4.0 Loading and case modes

Allegro CL supports both modes regarding case of letters in symbols naming Common Lisp objects: a case-insensitive mode where foo, FOO, foO, Foo, etc. all name the same symbol; and a case-sensitive mode where they all name different symbols. See case.htm for information on deciding upon, setting, and changing the case mode in Allegro CL. (Besides case-sensitivity, the mode also controls case preference, specifying the case of standard Common Lisp symbols, among other things, as described in case.htm.)

A problem with allowing different case modes is that a fasl file compiled in an image using one mode will not behave as expected when loaded into an image. Consider for example the file containing two function definitions:

(in-package :cl-user)

(defun FOO (x) (+ 1 x))

(defun foo (y) (* 2 y))

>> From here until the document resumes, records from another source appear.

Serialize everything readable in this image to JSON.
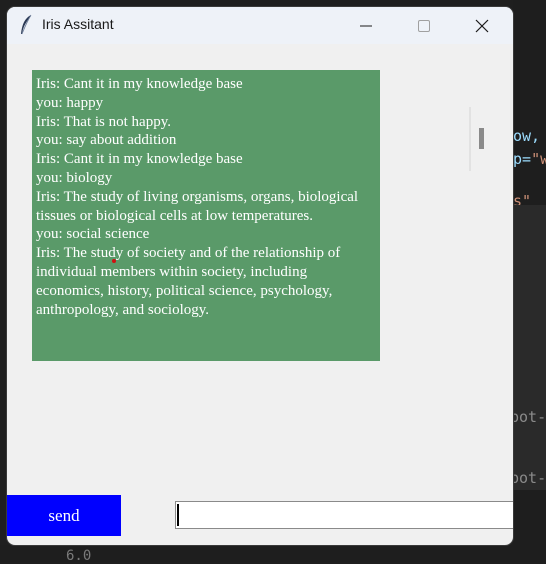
{
  "window": {
    "title": "Iris Assitant"
  },
  "chat": {
    "lines": [
      "Iris: Cant it in my knowledge base",
      "you: happy",
      "Iris: That is not happy.",
      "you: say about addition",
      "Iris: Cant it in my knowledge base",
      "you: biology",
      "Iris: The study of living organisms, organs, biological tissues or biological cells at low temperatures.",
      "you: social science",
      "Iris: The study of society and of the relationship of individual members within society, including economics, history, political science, psychology, anthropology, and sociology."
    ]
  },
  "controls": {
    "send_label": "send",
    "input_value": ""
  },
  "background_code": {
    "line1": "ow,",
    "line2_prefix": "p=",
    "line2_string": "\"w",
    "line3": "s\"",
    "line4": "bot-",
    "line5": "bot-",
    "line6": "6.0"
  },
  "colors": {
    "chat_background": "#5a9a69",
    "send_button": "#0000ff",
    "titlebar": "#eef2f8",
    "window_body": "#f0f0f0"
  }
}
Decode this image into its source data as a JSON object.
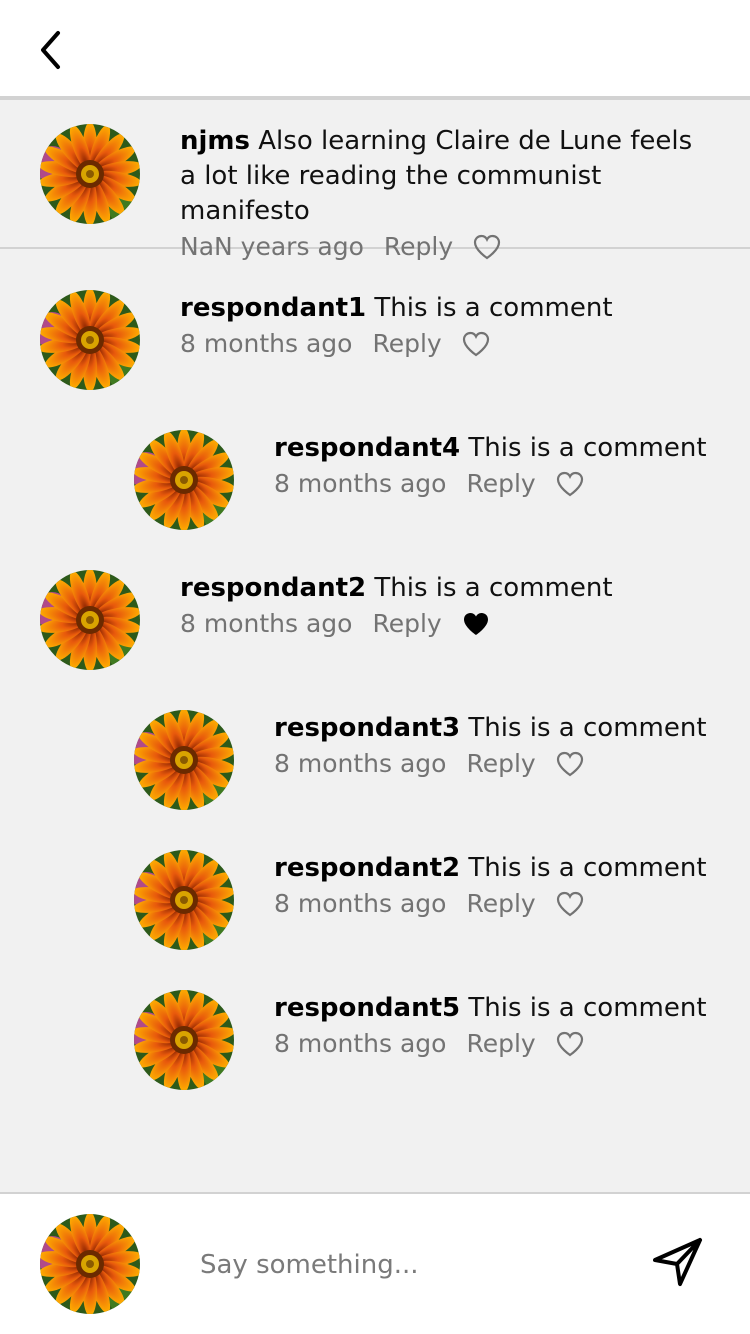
{
  "header": {
    "back_icon": "chevron-left-icon"
  },
  "caption": {
    "username": "njms",
    "text": "Also learning Claire de Lune feels a lot like reading the communist manifesto",
    "time": "NaN years ago",
    "reply_label": "Reply",
    "liked": false
  },
  "comments": [
    {
      "username": "respondant1",
      "text": "This is a comment",
      "time": "8 months ago",
      "reply_label": "Reply",
      "liked": false,
      "nested": false
    },
    {
      "username": "respondant4",
      "text": "This is a comment",
      "time": "8 months ago",
      "reply_label": "Reply",
      "liked": false,
      "nested": true
    },
    {
      "username": "respondant2",
      "text": "This is a comment",
      "time": "8 months ago",
      "reply_label": "Reply",
      "liked": true,
      "nested": false
    },
    {
      "username": "respondant3",
      "text": "This is a comment",
      "time": "8 months ago",
      "reply_label": "Reply",
      "liked": false,
      "nested": true
    },
    {
      "username": "respondant2",
      "text": "This is a comment",
      "time": "8 months ago",
      "reply_label": "Reply",
      "liked": false,
      "nested": true
    },
    {
      "username": "respondant5",
      "text": "This is a comment",
      "time": "8 months ago",
      "reply_label": "Reply",
      "liked": false,
      "nested": true
    }
  ],
  "footer": {
    "placeholder": "Say something...",
    "send_icon": "send-icon"
  },
  "colors": {
    "background": "#f1f1f1",
    "meta_text": "#737373",
    "divider": "#d2d2d2"
  }
}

In an ANSI-mode (case-insensitive) image, loading this file (as a source file) would result in one function definition, on the symbol FOO, which multiplied the argument by 2 and returned the result. In a modern-mode (case-sensitive) image, loading this file would result in two function definitions, one on FOO, and one on foo.

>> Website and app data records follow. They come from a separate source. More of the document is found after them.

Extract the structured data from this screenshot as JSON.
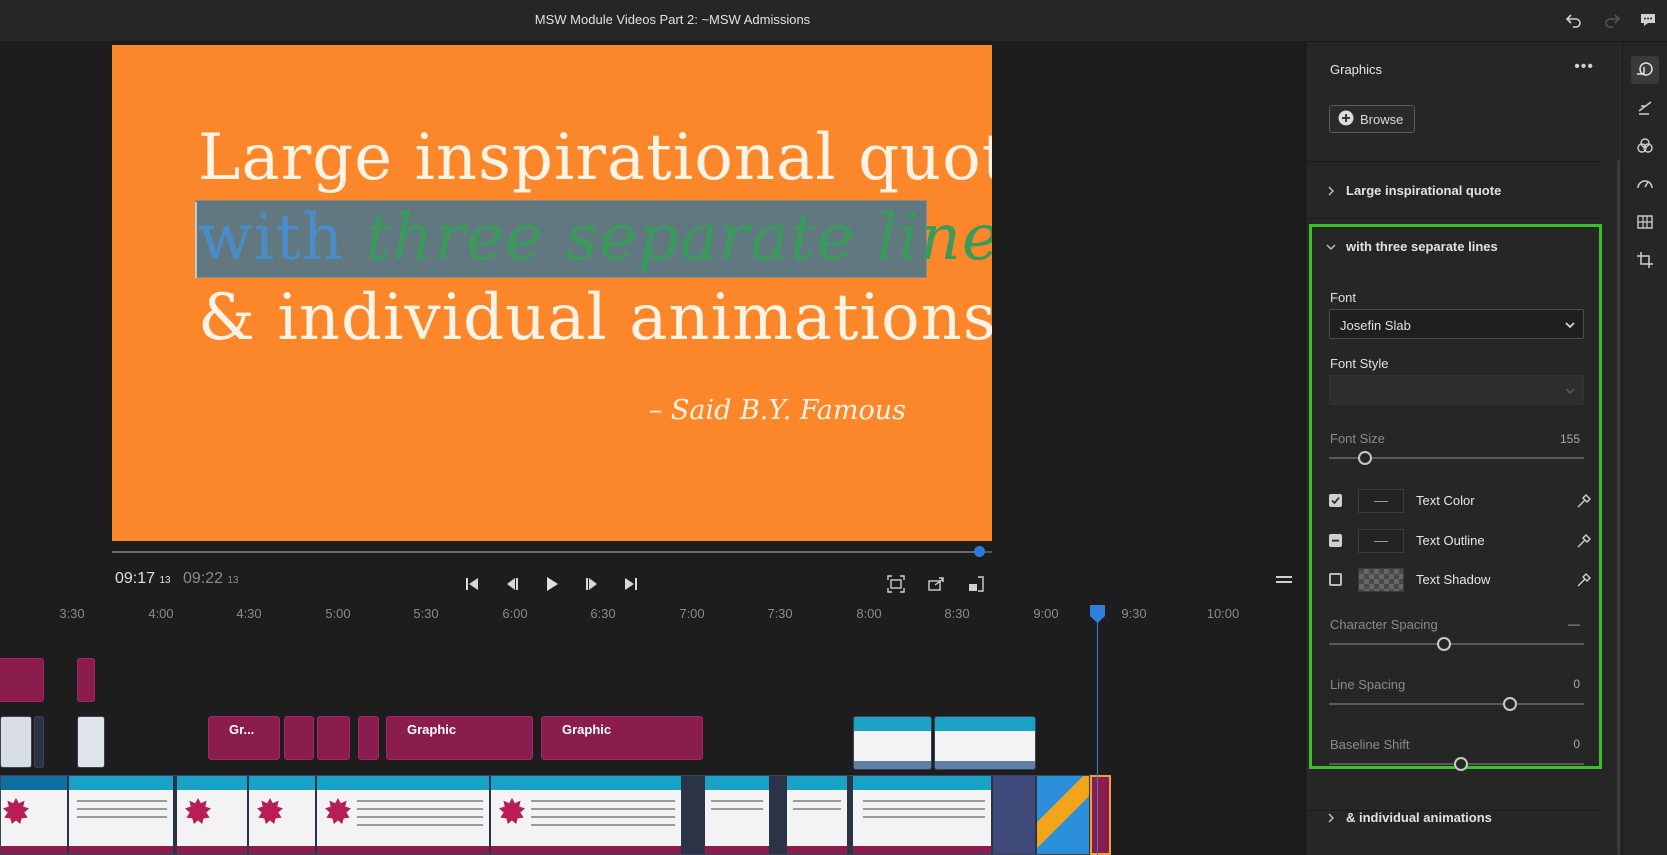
{
  "window": {
    "title": "MSW Module Videos Part 2: ~MSW Admissions"
  },
  "titlebar_icons": [
    "undo-icon",
    "redo-icon",
    "feedback-icon"
  ],
  "preview": {
    "background_color": "#fb872a",
    "line1": "Large inspirational quote",
    "line2_part1": "with ",
    "line2_part2": "three separate lines",
    "line3": "& individual animations",
    "attribution": "– Said B.Y. Famous"
  },
  "transport": {
    "current_time": "09:17",
    "current_frames": "13",
    "duration_time": "09:22",
    "duration_frames": "13",
    "progress_fraction": 0.985
  },
  "timeline": {
    "ruler": [
      "3:30",
      "4:00",
      "4:30",
      "5:00",
      "5:30",
      "6:00",
      "6:30",
      "7:00",
      "7:30",
      "8:00",
      "8:30",
      "9:00",
      "9:30",
      "10:00"
    ],
    "graphic_clips": [
      "Gr...",
      "",
      "",
      "",
      "Graphic",
      "Graphic"
    ]
  },
  "graphics_panel": {
    "header": "Graphics",
    "browse_label": "Browse",
    "sections": {
      "line1": "Large inspirational quote",
      "line2": "with three separate lines",
      "line3": "& individual animations"
    },
    "font_label": "Font",
    "font_value": "Josefin Slab",
    "font_style_label": "Font Style",
    "font_style_value": "",
    "font_size_label": "Font Size",
    "font_size_value": "155",
    "font_size_level": 0.12,
    "text_color_label": "Text Color",
    "text_color_checked": true,
    "text_outline_label": "Text Outline",
    "text_outline_checked": "mixed",
    "text_shadow_label": "Text Shadow",
    "text_shadow_checked": false,
    "character_spacing_label": "Character Spacing",
    "character_spacing_value": "—",
    "character_spacing_level": 0.45,
    "line_spacing_label": "Line Spacing",
    "line_spacing_value": "0",
    "line_spacing_level": 0.72,
    "baseline_shift_label": "Baseline Shift",
    "baseline_shift_value": "0",
    "baseline_shift_level": 0.52,
    "highlight_color": "#3cbf2c"
  },
  "right_toolbar": [
    "graphics-icon",
    "effects-icon",
    "color-icon",
    "speed-icon",
    "adjust-icon",
    "crop-icon"
  ]
}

That problem (different behavior when the same source file is loaded into images using different modes) is, however, not surprising given the nature of case-sensitivity. Users working in different modes must manage the issue of symbols differing only in the case of the alphabetic letters in the name of the symbol.

A more serious problem occurs when dealing with compiled (fasl) files. If the file above is compiled in an ANSI-mode image, it will contain two (compiled) definitions of the function named by the symbol FOO. If the file is compiled in a modern-mode image, it will contain, again, two definitions: one on FOO, and one on foo. Now consider what happens when these fasl files are loaded. Let us consider all the cases (we are assuming the setting of convert-mixed-case-symbols is its initial value t, see below in this section for the behavior when the value is nil) :

Note the fourth case: when the file is compiled in ANSI-mode and loaded into modern-mode, the behavior is different from the source file being loaded into a modern-mode image. In all other cases, loading the source file and loading the compiled file produces the same behavior. Therefore, Allegro CL signals a continuable error with condition type excl:fasl-casemode-mismatch when an attempt is made to load a fasl file compiled in an ANSI-mode image into a modern-mode image:

; Fast loading x.fasl
Error: #p"x.fasl" was compiled in case-insensitive-upper mode.  
      Continuing to load this file may result in symbol-name mismatches.
 [condition type: fasl-casemode-mismatch]

Restart actions (select using :continue):
0: Continue loading x.fasl
1: retry the load of x.fasl
2: skip loading x.fasl
3: Return to Top Level (an "abort" restart)
4: Abort #<process Initial Lisp Listener>
[1] cl-user(2): 

The correct thing to do at this point is to recompile the source file in the modern-mode image (assuming that is possible). The results of choosing to continue (by, e.g. calling :continue) are undefined (but will not be untoward if in fact there are no name conflicts).

Note that the setting of convert-mixed-case-symbols does not affect compilation: all (unescaped) symbol names are converted to uppercase in ANSI-mode images during compilation. The setting does affect loading of fasl files, however. If the setting is nil (the initial setting is t), then the second case listed above:

produces the results: two definitions, one on FOO and one on |foo| (we are using escapes to indicate that the print name of the symbol is all lower case).

Copyright (c) 1998-2017, Franz Inc. Oakland, CA., USA. All rights reserved.
This page was not revised from the 10.0 page.
Created 2017.2.15.

Allegro CL version 10.1
Unrevised from 10.0 to 10.1.
10.0 version